"We envision in the future that investigators will be able to use the genetically normal embryonic stem cell lines like UM4-6, together with disease-specific embryonic stem cell lines, as a model system to investigate what causes these diseases and come up with treatments," says Sue O'Shea, professor of Cell and Developmental Biology, and co-director of the Consortium for Stem Cell Therapies.
U-M also has two other human embryonic stem cells lines submitted to the national registry. Both are disease specific, the first carrying the genetic defect that causes hemophilia B, and the other carries the gene responsible for Charcot-Marie-Tooth disease, a hereditary neurological disorder.
Smith expects to soon submit eight additional human embryonic stem lines for consideration on the national registry: three genetically normal and five new disease specific lines.
This is a historic achievement that will lead to treatments and cures for serious, life-altering diseases and is more evidence that our University of Michigan researchers are leading the world in cutting-edge science that will impact health around the globe, says Eva Feldman, M.D., Ph.D., director of the A. Alfred Taubman Medical Research Institute.
"This is another major step forward for medical science in Michigan. This opens us another avenue for researchers to really begin exploring the causes and progression of those diseases, with the ultimate goal of finding new therapies for patients," says Feldman.

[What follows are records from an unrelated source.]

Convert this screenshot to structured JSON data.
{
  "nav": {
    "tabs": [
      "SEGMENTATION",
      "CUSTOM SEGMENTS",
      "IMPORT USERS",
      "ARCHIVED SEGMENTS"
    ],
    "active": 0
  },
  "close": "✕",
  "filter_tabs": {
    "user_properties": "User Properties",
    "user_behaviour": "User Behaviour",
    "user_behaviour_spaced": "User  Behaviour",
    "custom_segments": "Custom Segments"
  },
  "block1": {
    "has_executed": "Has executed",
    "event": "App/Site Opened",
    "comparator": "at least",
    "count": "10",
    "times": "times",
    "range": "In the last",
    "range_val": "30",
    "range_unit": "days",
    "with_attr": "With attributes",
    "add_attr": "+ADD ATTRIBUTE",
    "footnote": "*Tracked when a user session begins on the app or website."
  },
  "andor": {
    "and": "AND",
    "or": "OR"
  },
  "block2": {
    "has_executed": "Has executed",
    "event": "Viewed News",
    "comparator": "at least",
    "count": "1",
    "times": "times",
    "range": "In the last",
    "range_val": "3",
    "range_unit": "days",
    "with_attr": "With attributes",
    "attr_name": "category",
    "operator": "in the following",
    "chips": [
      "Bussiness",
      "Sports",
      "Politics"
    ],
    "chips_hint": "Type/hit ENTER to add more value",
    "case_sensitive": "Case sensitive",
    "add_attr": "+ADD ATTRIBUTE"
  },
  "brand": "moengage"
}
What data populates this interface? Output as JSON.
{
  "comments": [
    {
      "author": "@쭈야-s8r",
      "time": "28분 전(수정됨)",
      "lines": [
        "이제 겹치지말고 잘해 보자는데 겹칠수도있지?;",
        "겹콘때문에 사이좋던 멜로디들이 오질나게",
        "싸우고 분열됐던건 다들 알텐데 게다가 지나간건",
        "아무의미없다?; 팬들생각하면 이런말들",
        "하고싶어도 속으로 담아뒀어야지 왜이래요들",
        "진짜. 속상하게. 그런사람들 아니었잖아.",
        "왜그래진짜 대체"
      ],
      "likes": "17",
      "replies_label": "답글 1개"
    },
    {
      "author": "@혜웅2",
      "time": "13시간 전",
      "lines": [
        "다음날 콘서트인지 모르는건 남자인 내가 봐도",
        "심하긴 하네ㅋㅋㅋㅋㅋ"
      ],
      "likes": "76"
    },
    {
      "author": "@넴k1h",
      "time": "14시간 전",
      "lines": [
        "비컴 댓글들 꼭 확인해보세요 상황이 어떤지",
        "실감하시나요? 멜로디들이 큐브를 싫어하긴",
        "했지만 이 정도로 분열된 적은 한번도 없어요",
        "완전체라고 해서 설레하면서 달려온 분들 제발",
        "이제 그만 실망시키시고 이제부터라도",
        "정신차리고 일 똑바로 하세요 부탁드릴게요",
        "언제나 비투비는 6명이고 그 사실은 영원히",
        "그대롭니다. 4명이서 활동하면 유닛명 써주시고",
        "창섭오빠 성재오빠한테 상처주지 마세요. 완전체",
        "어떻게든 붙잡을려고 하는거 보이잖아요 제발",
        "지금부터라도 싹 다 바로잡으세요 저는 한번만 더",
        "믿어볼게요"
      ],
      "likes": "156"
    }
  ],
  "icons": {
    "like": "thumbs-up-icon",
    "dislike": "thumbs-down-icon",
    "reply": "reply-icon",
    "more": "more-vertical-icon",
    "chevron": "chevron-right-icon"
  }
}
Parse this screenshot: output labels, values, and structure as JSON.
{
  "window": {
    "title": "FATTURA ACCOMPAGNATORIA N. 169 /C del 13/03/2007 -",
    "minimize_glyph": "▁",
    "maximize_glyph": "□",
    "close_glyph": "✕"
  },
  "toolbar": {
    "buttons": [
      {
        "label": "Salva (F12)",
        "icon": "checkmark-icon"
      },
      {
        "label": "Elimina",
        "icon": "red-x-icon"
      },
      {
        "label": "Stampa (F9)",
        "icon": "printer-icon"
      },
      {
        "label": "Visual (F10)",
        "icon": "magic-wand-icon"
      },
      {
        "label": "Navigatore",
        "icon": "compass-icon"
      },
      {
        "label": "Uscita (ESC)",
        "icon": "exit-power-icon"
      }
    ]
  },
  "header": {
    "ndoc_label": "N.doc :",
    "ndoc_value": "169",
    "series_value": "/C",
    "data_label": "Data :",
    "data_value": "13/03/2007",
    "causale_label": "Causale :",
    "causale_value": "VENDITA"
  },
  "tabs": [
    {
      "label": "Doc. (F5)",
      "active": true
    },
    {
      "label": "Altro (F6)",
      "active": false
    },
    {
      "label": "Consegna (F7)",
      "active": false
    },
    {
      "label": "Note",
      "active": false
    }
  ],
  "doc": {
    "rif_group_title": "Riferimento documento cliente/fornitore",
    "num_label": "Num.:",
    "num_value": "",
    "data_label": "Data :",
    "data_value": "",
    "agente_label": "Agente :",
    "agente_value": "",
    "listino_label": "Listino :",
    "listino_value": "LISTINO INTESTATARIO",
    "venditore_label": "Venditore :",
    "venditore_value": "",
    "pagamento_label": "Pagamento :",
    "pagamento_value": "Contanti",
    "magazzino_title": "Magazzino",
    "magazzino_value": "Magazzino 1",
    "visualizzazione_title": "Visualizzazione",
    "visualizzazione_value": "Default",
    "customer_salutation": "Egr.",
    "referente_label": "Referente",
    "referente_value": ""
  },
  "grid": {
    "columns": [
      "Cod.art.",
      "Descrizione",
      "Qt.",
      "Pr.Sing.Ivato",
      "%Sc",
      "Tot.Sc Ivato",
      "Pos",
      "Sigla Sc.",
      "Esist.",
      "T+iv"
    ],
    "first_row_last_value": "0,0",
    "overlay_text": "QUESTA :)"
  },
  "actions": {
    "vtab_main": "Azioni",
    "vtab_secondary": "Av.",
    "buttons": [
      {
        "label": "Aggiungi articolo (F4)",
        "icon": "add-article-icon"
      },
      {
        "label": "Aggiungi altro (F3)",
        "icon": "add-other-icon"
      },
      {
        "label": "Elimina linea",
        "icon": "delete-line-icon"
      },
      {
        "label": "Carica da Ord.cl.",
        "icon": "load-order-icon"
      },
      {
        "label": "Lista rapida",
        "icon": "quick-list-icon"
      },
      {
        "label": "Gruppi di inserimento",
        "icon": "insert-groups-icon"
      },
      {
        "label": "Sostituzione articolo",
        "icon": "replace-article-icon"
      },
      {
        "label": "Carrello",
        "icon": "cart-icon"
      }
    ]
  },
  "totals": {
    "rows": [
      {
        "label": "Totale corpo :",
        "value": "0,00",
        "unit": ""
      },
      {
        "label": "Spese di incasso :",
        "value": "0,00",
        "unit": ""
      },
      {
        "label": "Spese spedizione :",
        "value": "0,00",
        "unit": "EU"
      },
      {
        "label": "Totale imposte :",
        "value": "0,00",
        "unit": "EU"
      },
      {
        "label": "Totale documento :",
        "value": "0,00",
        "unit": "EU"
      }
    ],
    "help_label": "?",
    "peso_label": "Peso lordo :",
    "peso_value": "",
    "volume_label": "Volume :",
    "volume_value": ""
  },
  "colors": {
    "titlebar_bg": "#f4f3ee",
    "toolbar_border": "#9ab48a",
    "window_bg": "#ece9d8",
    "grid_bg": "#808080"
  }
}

Contributors to the A. Alfred Taubman Medical Research Institute's Consortium for Stem Cell Therapies include the Taubman Institute; the Office of the Executive Vice President for Medical Affairs; the Office of the Medical School Dean; the Comprehensive Cancer Center; the Department of Pediatrics and Communicable Diseases; the Office of the Vice President for Research; the School of Dentistry; the Department of Pathology; the Department
|Contact: Mary F. Masson|
University of Michigan Health System